Framed is a wake-up call for those who think that race does not matter in Canada. Pushing the field of Canadian political science in new directions, this groundbreaking work combines an empirical analysis of print media with in-depth interviews of elected officials, former candidates, political staffers, and journalists to reveal the connections between race, media coverage, and politics in Canada.
As Erin Tolley shows, overt racism rarely occurs on the pages of Canadian newspapers, but assumptions about race and diversity often influence media coverage. Consequently, as reporters go about selecting which political issues and events to cover, who to quote, and how to frame stories to make them resonate with the public, they give visible minorities less prominent and more negative media coverage than their white counterparts. Further, visible minority politicians are more likely to be portrayed as products of their socio-demographic backgrounds, as uninterested in pressing policy issues, and as less electorally viable. The resulting news coverage weakens Canada’s commitment to a robust, inclusive democracy.
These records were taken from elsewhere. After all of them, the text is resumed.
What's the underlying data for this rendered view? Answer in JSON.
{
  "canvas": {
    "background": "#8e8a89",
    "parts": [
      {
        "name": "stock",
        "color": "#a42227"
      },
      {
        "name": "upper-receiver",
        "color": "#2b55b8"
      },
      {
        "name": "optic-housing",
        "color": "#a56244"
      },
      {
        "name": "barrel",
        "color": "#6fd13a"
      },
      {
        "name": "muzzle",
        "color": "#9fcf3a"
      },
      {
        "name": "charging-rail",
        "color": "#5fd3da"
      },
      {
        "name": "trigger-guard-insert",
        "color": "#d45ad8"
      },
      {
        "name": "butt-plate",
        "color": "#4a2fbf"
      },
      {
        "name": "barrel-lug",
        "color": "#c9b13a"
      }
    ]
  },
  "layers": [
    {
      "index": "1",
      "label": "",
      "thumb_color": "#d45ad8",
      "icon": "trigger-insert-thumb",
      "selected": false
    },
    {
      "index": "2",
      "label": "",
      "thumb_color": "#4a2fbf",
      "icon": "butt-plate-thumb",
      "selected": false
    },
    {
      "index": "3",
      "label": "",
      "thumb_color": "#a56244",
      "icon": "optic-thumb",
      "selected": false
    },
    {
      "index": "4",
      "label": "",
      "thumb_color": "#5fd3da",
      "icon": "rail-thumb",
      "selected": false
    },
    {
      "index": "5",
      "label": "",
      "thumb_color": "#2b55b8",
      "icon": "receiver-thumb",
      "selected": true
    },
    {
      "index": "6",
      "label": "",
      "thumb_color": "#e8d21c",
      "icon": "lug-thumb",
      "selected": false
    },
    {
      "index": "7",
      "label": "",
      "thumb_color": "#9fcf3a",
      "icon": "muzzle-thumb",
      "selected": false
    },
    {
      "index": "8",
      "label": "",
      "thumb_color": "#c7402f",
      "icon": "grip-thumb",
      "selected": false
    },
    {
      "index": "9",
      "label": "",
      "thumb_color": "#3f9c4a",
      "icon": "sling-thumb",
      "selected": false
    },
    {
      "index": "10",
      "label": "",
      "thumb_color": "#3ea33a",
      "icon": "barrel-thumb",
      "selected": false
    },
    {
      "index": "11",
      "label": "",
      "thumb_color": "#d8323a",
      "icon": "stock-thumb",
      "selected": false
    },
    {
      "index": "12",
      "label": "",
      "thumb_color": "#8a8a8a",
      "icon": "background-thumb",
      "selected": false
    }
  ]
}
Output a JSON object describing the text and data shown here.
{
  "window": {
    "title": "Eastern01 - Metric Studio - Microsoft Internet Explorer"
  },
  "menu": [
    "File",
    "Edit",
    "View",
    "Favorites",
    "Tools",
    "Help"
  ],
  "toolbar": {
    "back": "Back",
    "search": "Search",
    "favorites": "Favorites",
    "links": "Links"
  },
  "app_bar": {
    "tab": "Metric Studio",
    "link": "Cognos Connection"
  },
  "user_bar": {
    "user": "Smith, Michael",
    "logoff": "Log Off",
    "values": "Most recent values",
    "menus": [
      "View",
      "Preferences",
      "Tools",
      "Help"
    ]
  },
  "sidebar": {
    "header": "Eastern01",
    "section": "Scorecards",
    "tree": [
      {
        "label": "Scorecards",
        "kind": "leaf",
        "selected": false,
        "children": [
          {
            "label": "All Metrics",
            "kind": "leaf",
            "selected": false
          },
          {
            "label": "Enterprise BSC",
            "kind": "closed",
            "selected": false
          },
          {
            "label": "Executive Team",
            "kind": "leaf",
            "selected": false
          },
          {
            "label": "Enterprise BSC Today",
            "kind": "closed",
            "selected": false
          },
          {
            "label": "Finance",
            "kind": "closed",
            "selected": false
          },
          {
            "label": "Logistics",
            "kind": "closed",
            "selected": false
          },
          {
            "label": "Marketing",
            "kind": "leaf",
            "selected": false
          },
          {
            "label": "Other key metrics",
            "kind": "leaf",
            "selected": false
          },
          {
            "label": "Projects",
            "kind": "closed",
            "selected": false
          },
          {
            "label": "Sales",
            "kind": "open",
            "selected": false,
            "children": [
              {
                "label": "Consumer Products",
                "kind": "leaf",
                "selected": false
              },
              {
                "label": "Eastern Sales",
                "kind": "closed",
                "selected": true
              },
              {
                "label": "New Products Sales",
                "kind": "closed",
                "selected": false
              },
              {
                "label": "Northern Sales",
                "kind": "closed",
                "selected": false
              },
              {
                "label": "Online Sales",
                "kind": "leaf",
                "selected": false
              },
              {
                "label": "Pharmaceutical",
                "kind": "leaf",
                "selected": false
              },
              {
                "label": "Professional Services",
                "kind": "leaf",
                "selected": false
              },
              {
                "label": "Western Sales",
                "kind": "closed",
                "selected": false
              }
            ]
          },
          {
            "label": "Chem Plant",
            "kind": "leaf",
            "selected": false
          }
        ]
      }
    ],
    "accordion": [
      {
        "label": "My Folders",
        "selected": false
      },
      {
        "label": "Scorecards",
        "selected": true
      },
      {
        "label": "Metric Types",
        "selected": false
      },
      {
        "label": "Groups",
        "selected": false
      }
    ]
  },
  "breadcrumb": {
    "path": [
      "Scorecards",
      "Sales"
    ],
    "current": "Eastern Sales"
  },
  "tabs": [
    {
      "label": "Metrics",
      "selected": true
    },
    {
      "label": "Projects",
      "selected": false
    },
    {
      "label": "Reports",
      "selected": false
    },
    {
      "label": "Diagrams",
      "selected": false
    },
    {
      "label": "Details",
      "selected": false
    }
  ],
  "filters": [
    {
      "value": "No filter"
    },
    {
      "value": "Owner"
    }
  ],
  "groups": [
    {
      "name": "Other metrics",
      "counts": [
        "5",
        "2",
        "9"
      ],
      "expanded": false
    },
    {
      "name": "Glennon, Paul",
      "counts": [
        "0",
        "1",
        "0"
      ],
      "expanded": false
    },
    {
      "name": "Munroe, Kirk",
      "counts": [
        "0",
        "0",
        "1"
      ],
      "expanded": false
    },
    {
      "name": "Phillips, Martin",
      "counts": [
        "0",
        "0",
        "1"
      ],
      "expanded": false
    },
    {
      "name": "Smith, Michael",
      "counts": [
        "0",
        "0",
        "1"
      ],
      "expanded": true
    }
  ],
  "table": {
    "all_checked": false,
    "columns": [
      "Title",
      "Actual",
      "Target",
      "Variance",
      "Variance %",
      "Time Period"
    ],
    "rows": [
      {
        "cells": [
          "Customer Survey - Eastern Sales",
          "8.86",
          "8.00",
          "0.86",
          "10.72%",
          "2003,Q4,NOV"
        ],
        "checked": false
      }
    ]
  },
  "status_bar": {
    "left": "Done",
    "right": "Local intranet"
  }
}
The problem is systemic, but Tolley offers recommendations to politicians, pundits, journalists, and the public for challenging the racial assumptions that underpin news coverage. By drawing attention to the ways in which race continues to matter, this book provides a new foundation for thinking about diversity and equality in Canada.